On September 20, 2016, Ballard Spahr attorneys conducted a webinar “The DoD’s 11th Hour Interpretive Rule For New MLA Rules,” which focused on the DoD’s interpretive guidance, lingering questions and concerns with the final rule, and compliance considerations and strategies.

The Federal Financial Institutions Examination Council (FFIEC), whose members include the CFPB, is proposing a new uniform interagency consumer compliance rating system to reflect changes in consumer compliance supervision since the current rating system was adopted in 1980.  The other FFIEC members are the Fed, FDIC, NCUA, OCC and State Liaison Committee.  The FFIEC states that the proposed revisions “were not developed to set new or higher supervisory expectations for financial institutions and their adoption will represent no additional regulatory burden.”  Comments on the proposal are due on or before July 5, 2016.

The rating system uses a scale of 1 through 5, with 1 representing the highest rating and lowest degree of supervisory concern and 5 representing the lowest rating and most critically deficient level of performance and thus the highest degree of supervisory concern.  In the proposal’s Supplementary Information, the FFIEC observes that when the current system was adopted, examinations focused more on transaction testing for regulatory compliance rather than on an institution’s compliance management system (CMS) to ensure compliance with regulatory requirements and prevent consumer harm.  The proposed changes to the rating system “are designed to more fully align” the rating system with the risk-based approach to consumer compliance examinations that the FFIEC agencies have adopted over the intervening years.

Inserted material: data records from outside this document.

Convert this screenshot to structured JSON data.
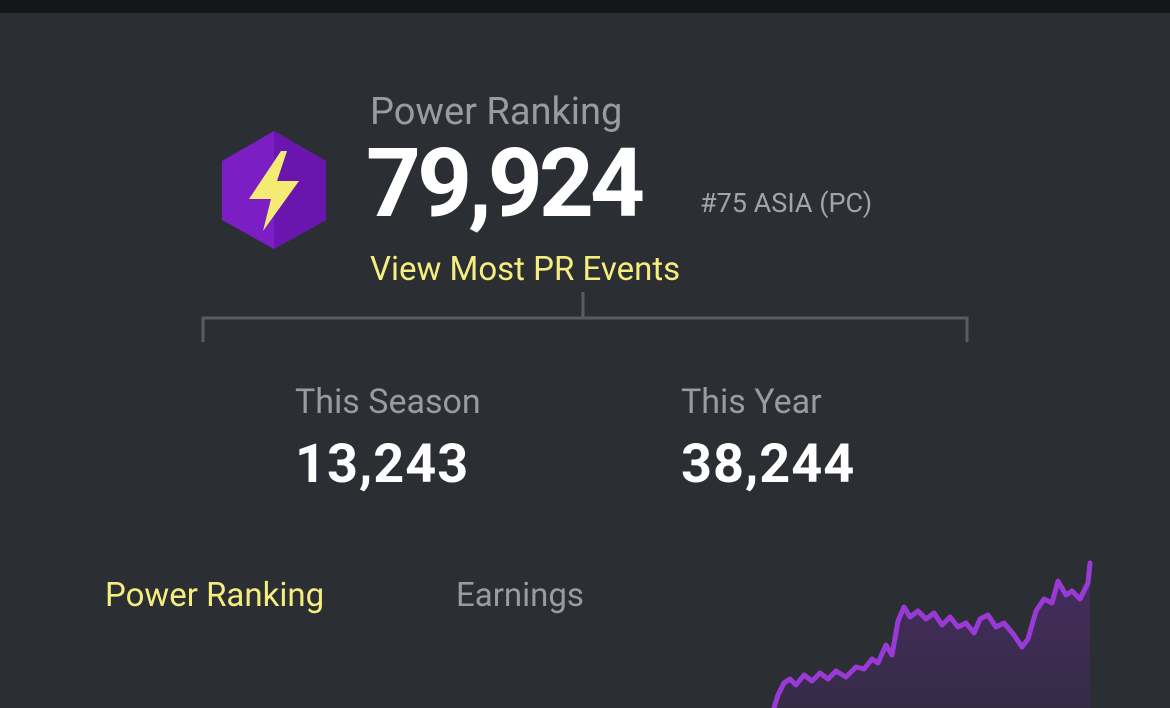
{
  "power_ranking": {
    "heading": "Power Ranking",
    "value": "79,924",
    "rank": "#75 ASIA (PC)",
    "link_label": "View Most PR Events",
    "icon": "lightning-bolt-hexagon-icon"
  },
  "stats": [
    {
      "label": "This Season",
      "value": "13,243"
    },
    {
      "label": "This Year",
      "value": "38,244"
    }
  ],
  "tabs": [
    {
      "label": "Power Ranking",
      "active": true
    },
    {
      "label": "Earnings",
      "active": false
    }
  ],
  "colors": {
    "background": "#2b2e33",
    "accent_yellow": "#f5ee7f",
    "hexagon_purple": "#7b1fc4",
    "chart_line": "#9a3ad6"
  }
}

The proposed rating system would include three categories of assessment factors: board and management oversight, compliance program, and violations of law and consumer harm.  The assessment factors in the three categories would consist of the following:

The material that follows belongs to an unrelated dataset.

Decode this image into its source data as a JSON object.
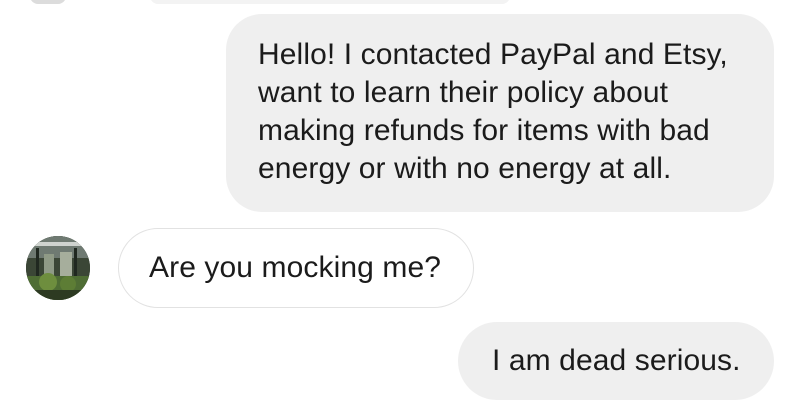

  • To assess an institution’s board and management oversight, examiners would consider: oversight and commitment to the institution’s CMS; effectiveness of the institution’s change management process; comprehension, identification and management of risks arising from the institution’s products, services, and activities; and any corrective action undertaken as consumer compliance issues are identified.
  • To assess an institution’s compliance program, examiners would consider: whether the institution’s policies and procedures are appropriate to the risk in the institution’s products, services, and activities; the degree to which compliance training is current and tailored to risk and staff responsibilities; the sufficiency of monitoring, and if applicable, auditing, to encompass compliance risks; and the responsiveness and effectiveness of the consumer complaint resolution process.
  • To assess an institution’s violations of law and consumer harm, examiners would consider: the root causes of any violations identified during examinations; the severity of any consumer harm resulting from the violations; the duration of time over which the violations occurred; and the pervasiveness of the violations.  The rating system would include incentives for self-identification and prompt correction of violations.

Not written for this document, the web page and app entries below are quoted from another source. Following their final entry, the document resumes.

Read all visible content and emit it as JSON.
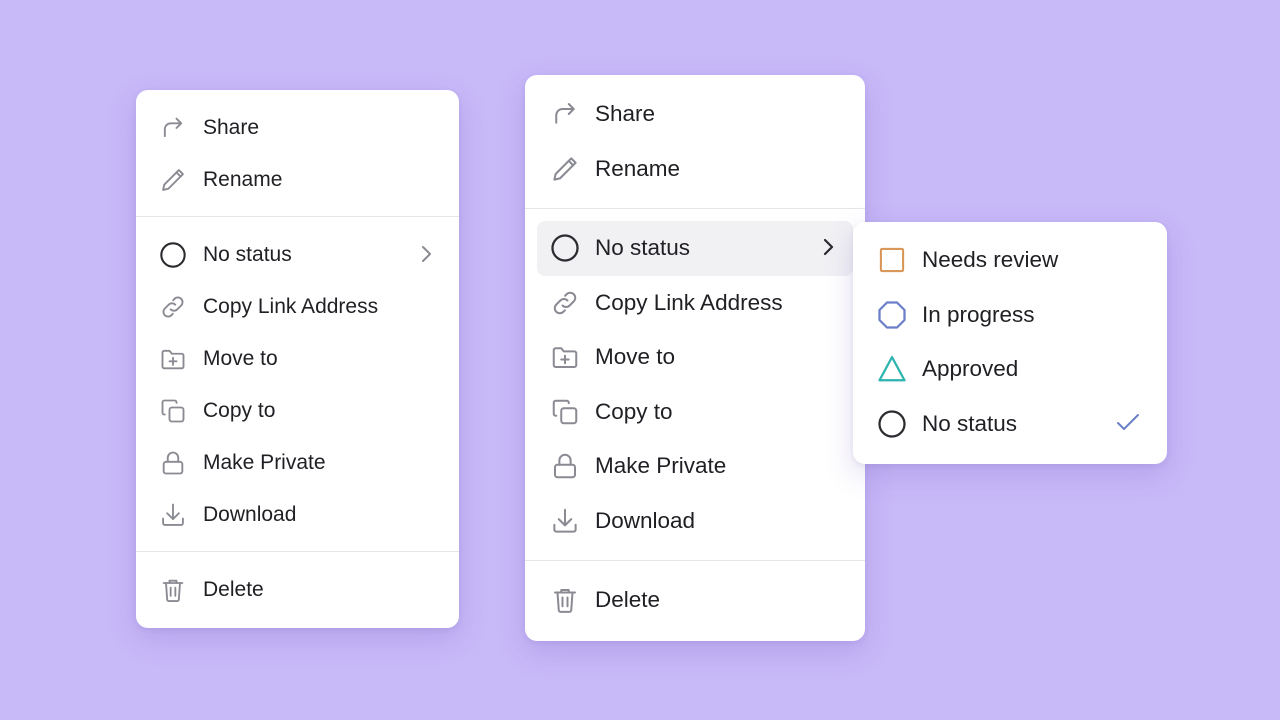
{
  "colors": {
    "background": "#c8b9f8",
    "icon_gray": "#8a8a93",
    "status_circle": "#2b2b30",
    "needs_review": "#d9975a",
    "in_progress": "#6b7fc9",
    "approved": "#2bb3ad",
    "check": "#6b7fc9",
    "highlight": "#f1f1f4"
  },
  "menu_collapsed": {
    "items": [
      {
        "label": "Share",
        "icon": "share-icon"
      },
      {
        "label": "Rename",
        "icon": "pencil-icon"
      },
      {
        "label": "No status",
        "icon": "circle-status-icon",
        "has_submenu": true
      },
      {
        "label": "Copy Link Address",
        "icon": "link-icon"
      },
      {
        "label": "Move to",
        "icon": "folder-plus-icon"
      },
      {
        "label": "Copy to",
        "icon": "copy-icon"
      },
      {
        "label": "Make Private",
        "icon": "lock-icon"
      },
      {
        "label": "Download",
        "icon": "download-icon"
      },
      {
        "label": "Delete",
        "icon": "trash-icon"
      }
    ]
  },
  "menu_expanded": {
    "highlighted_item": "No status",
    "items": [
      {
        "label": "Share",
        "icon": "share-icon"
      },
      {
        "label": "Rename",
        "icon": "pencil-icon"
      },
      {
        "label": "No status",
        "icon": "circle-status-icon",
        "has_submenu": true
      },
      {
        "label": "Copy Link Address",
        "icon": "link-icon"
      },
      {
        "label": "Move to",
        "icon": "folder-plus-icon"
      },
      {
        "label": "Copy to",
        "icon": "copy-icon"
      },
      {
        "label": "Make Private",
        "icon": "lock-icon"
      },
      {
        "label": "Download",
        "icon": "download-icon"
      },
      {
        "label": "Delete",
        "icon": "trash-icon"
      }
    ]
  },
  "status_submenu": {
    "selected": "No status",
    "items": [
      {
        "label": "Needs review",
        "icon": "square-status-icon"
      },
      {
        "label": "In progress",
        "icon": "octagon-status-icon"
      },
      {
        "label": "Approved",
        "icon": "triangle-status-icon"
      },
      {
        "label": "No status",
        "icon": "circle-status-icon",
        "checked": true
      }
    ]
  }
}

An institution’s overall rating under the proposed system is intended to reflect a comprehensive evaluation of the institution’s performance under the rating system by considering the categories and assessment factors in the context of the institution’s size, complexity, and risk profile.  The proposed system would not assign specific numeric ratings to any of the above assessment factors and an institution’s rating would not be based on a numeric average or any other quantitative calculation.  As a result, an institution would not have to receive a satisfactory rating in all categories to receive an overall satisfactory rating.  Conversely, even if some assessments are rated as satisfactory, an institution can still receive an overall less than satisfactory rating.

On May 25, 2016, from 12:00 PM to 1:00 PM ET, Ballard Spahr attorneys will conduct a webinar on “How to Ace Your CFPB Exam.”  A link to register is available here.